Resume a routine.
Minimize use of alcohol, nicotine, caffeine and other drugs
Practice stress management and relaxation techniques.
Take your time. Recovery is a gradual process.
How long will symptoms last? When should someone seek help?
Symptoms will be evident immediately after a critical event. They will diminish within days or weeks. Most people do not require 'psychological treatment. They work through their reactions by following their usual routines, supported by family and friends.
If symptoms persist for more than a month, it may indicate a stress reaction that could lead to a post-traumatic stress disorder (PTSD). In such cases, it is important to consult a mental health professional. You should seek help if:
- You feel that you cannot handle your intense feelings or physical sensations.
- The effects which followed the incident are getting worse not better.
- You continue to experience distressing thoughts, or physical or emotional symptoms.
- You continue to have nightmares or your sleep continues to be affected.
- You are using increased amounts of alcohol or drugs.
- Your responses are hurting your relationships with other people.
- Taking care of yourself after a critical incident
Expect the incident to bother you.
- Expect to feel guilty: be gentle with yourself.
- Remind yourself that your reactions are normal.
- Learn as much as possible about acute stress reaction.
- Get plenty of sleep and rest
- Spend time with trusted family members, friends and colleagues. Talk with them about the event. Talk about your immediate reactions as the incident was unfolding, particularly your thoughts and feelings.
- As much as possible, try to follow your routines and eat a balanced diet.
- Practice stress management and relaxation techniques, do physical activities, play music, read..
- Attend group debriefings and informational update meetings unless these deeply disturb you.
- Minimize use of alcohol, nicotine, caffeine, other drugs, and sugar.
- Contact a mental health professional if you are feeling acutely impacted by the event.
CCRT Debriefing Services
CCRT debriefing program includes post-incident support, including education and diffusion of emotional reactions and structured debriefing the event. Debriefings are guided by research-based CISD (Critical Incident Stress Debriefing) modles and adjusted to fit the needs of those seeking support. The form of CISD utilized should depend upon how early the intervention is activated, the nature of the incident and who the audience of the debriefing will be.
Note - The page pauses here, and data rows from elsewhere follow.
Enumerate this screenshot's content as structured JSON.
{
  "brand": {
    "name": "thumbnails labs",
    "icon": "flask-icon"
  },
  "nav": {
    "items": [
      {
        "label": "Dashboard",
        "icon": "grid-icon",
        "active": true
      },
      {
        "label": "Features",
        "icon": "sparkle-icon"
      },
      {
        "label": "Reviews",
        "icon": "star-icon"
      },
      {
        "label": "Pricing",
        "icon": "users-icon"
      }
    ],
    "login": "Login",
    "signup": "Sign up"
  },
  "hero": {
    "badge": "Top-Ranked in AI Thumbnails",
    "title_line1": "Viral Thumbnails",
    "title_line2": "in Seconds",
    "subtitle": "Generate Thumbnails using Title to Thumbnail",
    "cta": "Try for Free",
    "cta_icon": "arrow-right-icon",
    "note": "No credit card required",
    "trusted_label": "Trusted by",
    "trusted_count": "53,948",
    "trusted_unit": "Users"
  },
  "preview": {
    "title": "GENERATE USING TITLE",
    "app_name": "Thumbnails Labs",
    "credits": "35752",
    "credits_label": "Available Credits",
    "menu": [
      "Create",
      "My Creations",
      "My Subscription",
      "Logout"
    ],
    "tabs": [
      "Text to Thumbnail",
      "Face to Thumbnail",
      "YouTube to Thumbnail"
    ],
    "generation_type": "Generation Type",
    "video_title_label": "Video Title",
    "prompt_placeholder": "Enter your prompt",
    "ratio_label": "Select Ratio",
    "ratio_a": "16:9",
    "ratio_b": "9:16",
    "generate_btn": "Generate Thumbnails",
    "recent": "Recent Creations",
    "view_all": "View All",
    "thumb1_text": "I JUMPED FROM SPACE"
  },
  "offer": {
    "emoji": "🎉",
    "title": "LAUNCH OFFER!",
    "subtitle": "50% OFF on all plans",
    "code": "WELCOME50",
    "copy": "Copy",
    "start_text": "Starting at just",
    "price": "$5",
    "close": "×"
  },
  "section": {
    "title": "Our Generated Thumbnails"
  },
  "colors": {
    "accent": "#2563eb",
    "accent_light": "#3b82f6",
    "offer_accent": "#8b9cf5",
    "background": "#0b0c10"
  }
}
What is a Critical Incident Stress Debriefing?
- A structured group process usually conducted 24-72 hours after a critical incident.
- An opportunity to process an impactful event with individuals who were also impacted by the event.
- A proven method of immediate mental and emotional support that helps with the processing of a critical event and reduces the incidence of PTSD around the event.
- An opportunity to increase awareness on what to expect and look for in themselves, family members, friends or co-workers in the days or weeks following the event. Take-home educational materials will also be available to provide additional information.
- CISD does not constitute any form of psychotherapy and it should never be utilized as a substitute for long-term psychotherapy.
Any time it has been determined that a critical incident has occurred and intervention may be needed, a CCRT debrief can be requested.
Incidents that prompt a debrief can include but are not limited to:
- Serious line of duty or place of employment injury or death
- Multi-casualty incident
- Significant events involving (child)ren within community
- Witnessing traumatic death or injury
- Recovery of body after pronged search/missing person
- High profile death
- Unattended death
The request can be made either directly to the CCRT coordinator through email at firstname.lastname@example.org or call our 24 hour phone line (970)546-0802 and press #3
This is a service provided by CCRT that allows first responders in Routt County to dispatch an on-call member to respond to a critical incident to immediately provide on-scene support. Requests for response will be initiated by first responders who are on-scene.